1. The Columbian says Washington state’s top-two primary system is on the “cutting edge.”
“Washington is blessed to have a top two primary, meaning that two candidates in each race will advance, regardless of party. It also means that voters can cross party lines in the primary, a system that is much preferable to that found in many parts of the country. Most states have party primaries, and the result in modern times has been that party members often support the more extreme adherents to their ideology at the expense of moderation and without consideration of a candidate’s ability to govern.”
Washington state will hold its primary election on Tuesday, August 5, 2014.
2. The Detroit News runs story about how most races in Michigan are decided in the primary.
“A least 75 of Michigan’s 110 state House seats and 26 of the 38 state Senate seats are either locks or likely wins for one of the two political parties. It’s due largely to the partisan way in which the district lines were drawn during the last redistricting plan, adopted in 2011, under Republican guidance.”
It is also worth mentioning that Michigan has an open partisan primary system, where voters must select a party ballot and cannot vote for candidates in another party.
3. New York Time’s The Upshot looks at 5 sectors of the economy that are responsible for slow economic growth.
“Together their deficit adds up to $845 billion — in other words, if those sectors returned to their typical share of economic potential, the economy wouldn’t just be doing well, it would be in an outright boom.”
The economy isn’t doing completely bad, as we are seeing growth, sometimes even better than expected growth, but the analysis presented in the article identifies 5 sectors that are not performing as well as they would in a healthy economy. Two of the five listed are all levels of government.

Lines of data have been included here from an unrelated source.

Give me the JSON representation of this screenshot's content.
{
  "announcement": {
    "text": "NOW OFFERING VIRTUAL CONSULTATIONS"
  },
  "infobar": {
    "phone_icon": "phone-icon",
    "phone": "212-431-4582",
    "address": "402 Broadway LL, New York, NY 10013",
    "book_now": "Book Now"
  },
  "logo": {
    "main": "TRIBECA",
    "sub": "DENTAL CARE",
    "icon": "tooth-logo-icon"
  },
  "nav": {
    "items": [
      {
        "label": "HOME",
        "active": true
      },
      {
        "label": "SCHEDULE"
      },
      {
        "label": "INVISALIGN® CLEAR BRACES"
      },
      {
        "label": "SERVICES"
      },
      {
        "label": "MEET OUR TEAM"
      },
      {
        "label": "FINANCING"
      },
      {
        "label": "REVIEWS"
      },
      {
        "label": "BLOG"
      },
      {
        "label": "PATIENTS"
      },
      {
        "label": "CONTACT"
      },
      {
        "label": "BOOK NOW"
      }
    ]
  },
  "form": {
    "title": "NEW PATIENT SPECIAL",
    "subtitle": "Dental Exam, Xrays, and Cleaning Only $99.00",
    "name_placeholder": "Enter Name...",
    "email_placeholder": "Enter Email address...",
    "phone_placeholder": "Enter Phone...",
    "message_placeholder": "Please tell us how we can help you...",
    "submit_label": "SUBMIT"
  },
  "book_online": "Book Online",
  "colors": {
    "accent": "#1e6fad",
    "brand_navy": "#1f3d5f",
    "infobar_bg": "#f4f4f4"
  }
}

4. According to The Washington Post’s GovBeat, there are 8 states that have a lower minimum wage than the federal government — or no minimum wage laws at all.
“On Friday, large employers in Minnesota had to begin paying $8 an hour, up from $6.15 an hour, and small employers had to begin paying $6.50 an hour, up from $5.25 an hour, according to the Minnesota Department of Labor & Industry. The state will see additional increases in the next two years, and by 2016, the minimum wage for large employers will be $9.50 an hour, and for small employers, $7.75 an hour.”

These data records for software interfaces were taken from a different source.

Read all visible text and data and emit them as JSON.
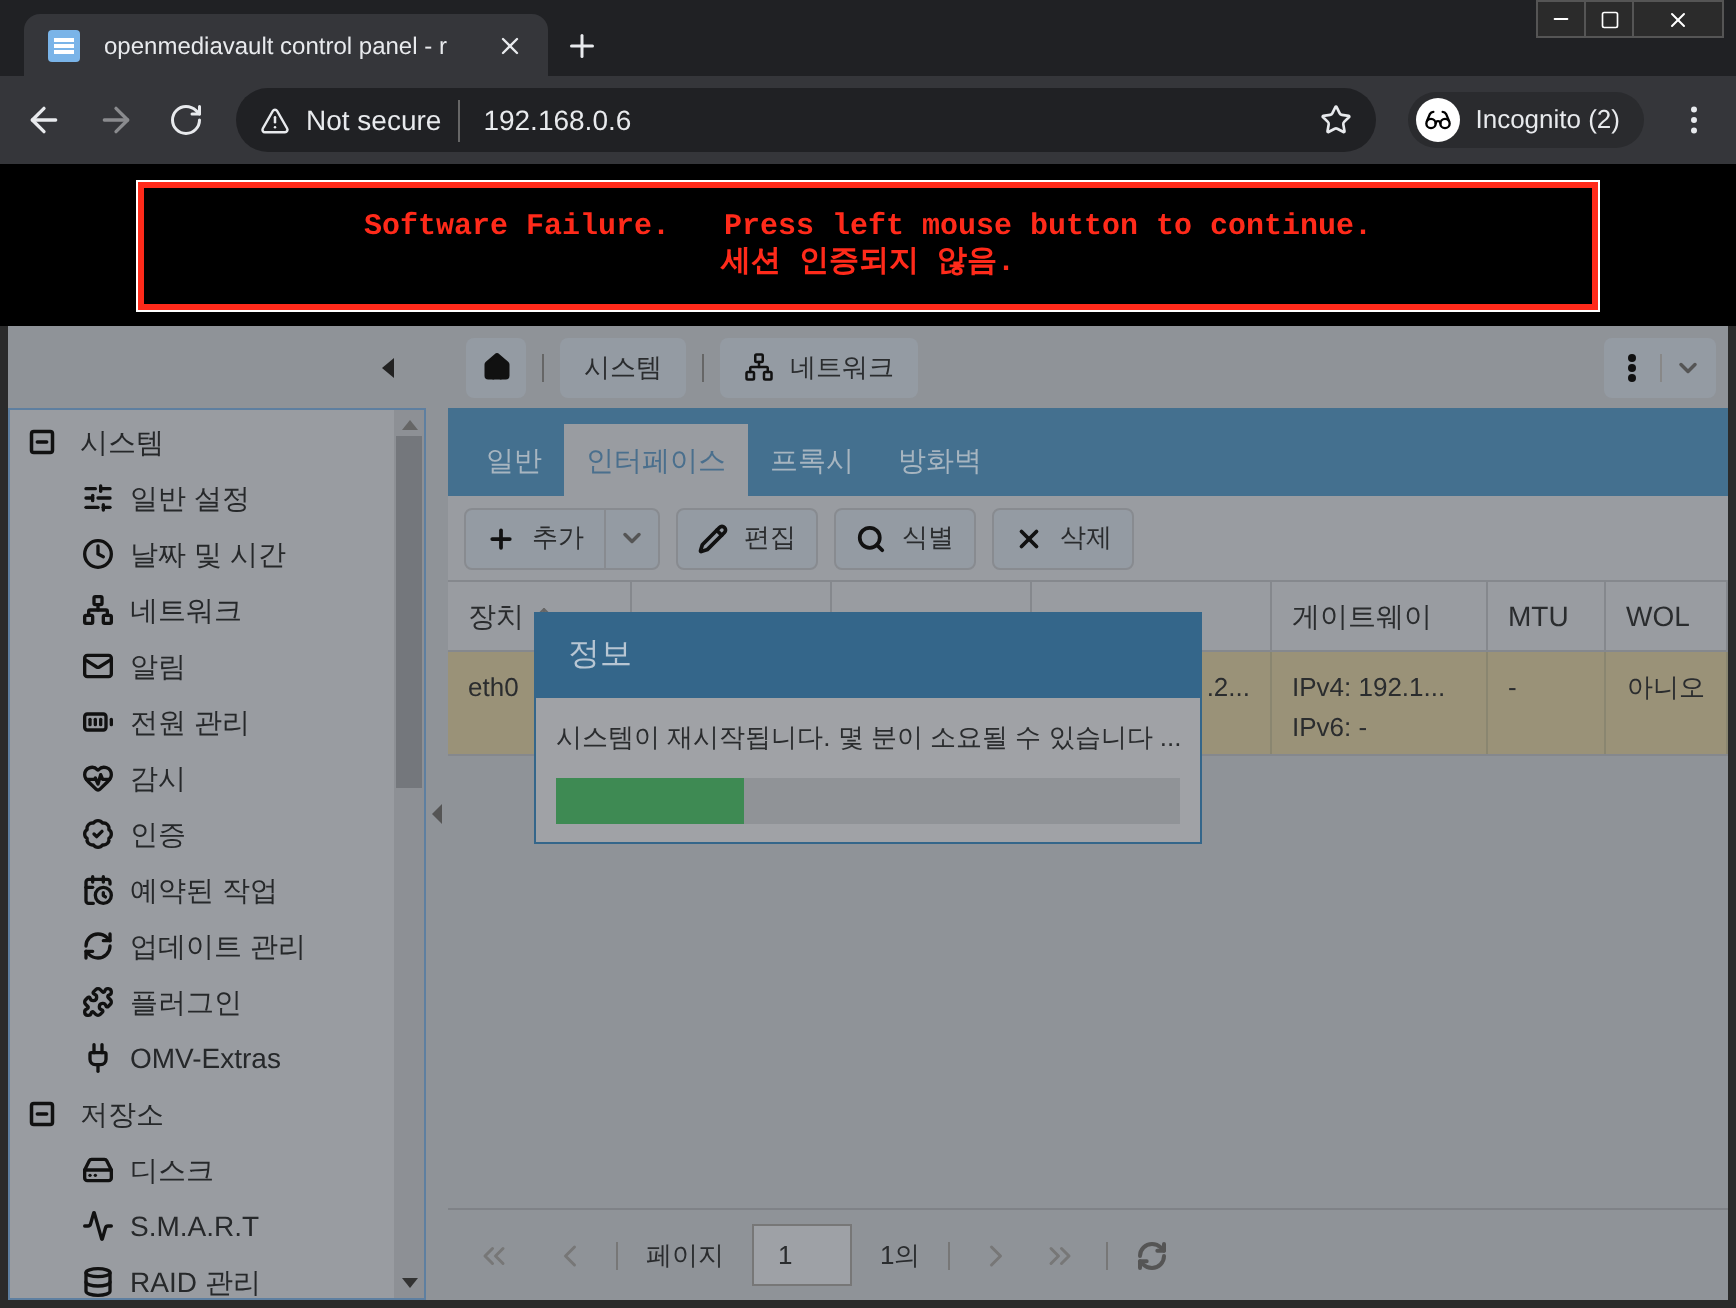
{
  "browser": {
    "tab_title": "openmediavault control panel - r",
    "security": "Not secure",
    "url": "192.168.0.6",
    "profile": "Incognito (2)"
  },
  "banner": {
    "line_1": "Software Failure.   Press left mouse button to continue.",
    "line_2": "세션 인증되지 않음."
  },
  "breadcrumb": [
    "시스템",
    "네트워크"
  ],
  "sidebar": {
    "groups": [
      {
        "label": "시스템",
        "expanded": true,
        "children": [
          {
            "label": "일반 설정"
          },
          {
            "label": "날짜 및 시간"
          },
          {
            "label": "네트워크"
          },
          {
            "label": "알림"
          },
          {
            "label": "전원 관리"
          },
          {
            "label": "감시"
          },
          {
            "label": "인증"
          },
          {
            "label": "예약된 작업"
          },
          {
            "label": "업데이트 관리"
          },
          {
            "label": "플러그인"
          },
          {
            "label": "OMV-Extras"
          }
        ]
      },
      {
        "label": "저장소",
        "expanded": true,
        "children": [
          {
            "label": "디스크"
          },
          {
            "label": "S.M.A.R.T"
          },
          {
            "label": "RAID 관리"
          }
        ]
      }
    ]
  },
  "tabs": [
    {
      "label": "일반",
      "selected": false
    },
    {
      "label": "인터페이스",
      "selected": true
    },
    {
      "label": "프록시",
      "selected": false
    },
    {
      "label": "방화벽",
      "selected": false
    }
  ],
  "toolbar": [
    "추가",
    "편집",
    "식별",
    "삭제"
  ],
  "table": {
    "columns": [
      "장치",
      "",
      "",
      "",
      "게이트웨이",
      "MTU",
      "WOL"
    ],
    "rows": [
      {
        "selected": true,
        "cells": [
          "eth0",
          "",
          "",
          ".2...",
          "IPv4: 192.1...\nIPv6: -",
          "-",
          "아니오"
        ]
      }
    ]
  },
  "paging": {
    "label": "페이지",
    "page": "1",
    "of": "1의"
  },
  "dialog": {
    "title": "정보",
    "message": "시스템이 재시작됩니다. 몇 분이 소요될 수 있습니다 ...",
    "level": 0.3
  }
}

Arkansas, Georgia, and Wyoming currently have state minimum wages that are lower than the federal minimum wage. Five additional states do not have a state minimum wage at all.